→ WORK ITEM
Copy out every record exactly.

__________________________________________________

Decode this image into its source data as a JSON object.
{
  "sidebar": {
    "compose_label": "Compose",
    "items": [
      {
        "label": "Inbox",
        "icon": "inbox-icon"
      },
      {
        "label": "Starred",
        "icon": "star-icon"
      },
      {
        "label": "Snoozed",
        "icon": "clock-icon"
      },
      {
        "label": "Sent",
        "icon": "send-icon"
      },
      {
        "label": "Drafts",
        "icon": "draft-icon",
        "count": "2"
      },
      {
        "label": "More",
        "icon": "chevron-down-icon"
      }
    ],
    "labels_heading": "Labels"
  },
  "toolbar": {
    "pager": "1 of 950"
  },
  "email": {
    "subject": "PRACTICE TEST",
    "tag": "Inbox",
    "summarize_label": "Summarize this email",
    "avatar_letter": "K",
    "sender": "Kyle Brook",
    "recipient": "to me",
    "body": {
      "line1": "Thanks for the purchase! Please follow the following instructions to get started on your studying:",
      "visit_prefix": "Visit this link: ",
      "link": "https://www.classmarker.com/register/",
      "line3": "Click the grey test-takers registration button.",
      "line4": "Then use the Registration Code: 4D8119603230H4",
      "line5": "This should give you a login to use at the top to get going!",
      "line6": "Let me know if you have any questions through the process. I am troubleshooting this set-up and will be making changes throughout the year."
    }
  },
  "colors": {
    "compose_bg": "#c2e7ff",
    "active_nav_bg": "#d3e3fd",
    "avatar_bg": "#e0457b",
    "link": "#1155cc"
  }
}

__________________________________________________

→ REPLY TO THE TASK
Decode this image into its source data as a JSON object.
{
  "sidebar": {
    "compose_label": "Compose",
    "items": [
      {
        "label": "Inbox",
        "icon": "inbox-icon"
      },
      {
        "label": "Starred",
        "icon": "star-icon"
      },
      {
        "label": "Snoozed",
        "icon": "clock-icon"
      },
      {
        "label": "Sent",
        "icon": "send-icon"
      },
      {
        "label": "Drafts",
        "icon": "draft-icon",
        "count": "2"
      },
      {
        "label": "More",
        "icon": "chevron-down-icon"
      }
    ],
    "labels_heading": "Labels"
  },
  "toolbar": {
    "pager": "1 of 950"
  },
  "email": {
    "subject": "PRACTICE TEST",
    "tag": "Inbox",
    "summarize_label": "Summarize this email",
    "avatar_letter": "K",
    "sender": "Kyle Brook",
    "recipient": "to me",
    "body": {
      "line1": "Thanks for the purchase! Please follow the following instructions to get started on your studying:",
      "visit_prefix": "Visit this link: ",
      "link": "https://www.classmarker.com/register/",
      "line3": "Click the grey test-takers registration button.",
      "line4": "Then use the Registration Code: 4D8119603230H4",
      "line5": "This should give you a login to use at the top to get going!",
      "line6": "Let me know if you have any questions through the process. I am troubleshooting this set-up and will be making changes throughout the year."
    }
  },
  "colors": {
    "compose_bg": "#c2e7ff",
    "active_nav_bg": "#d3e3fd",
    "avatar_bg": "#e0457b",
    "link": "#1155cc"
  }
}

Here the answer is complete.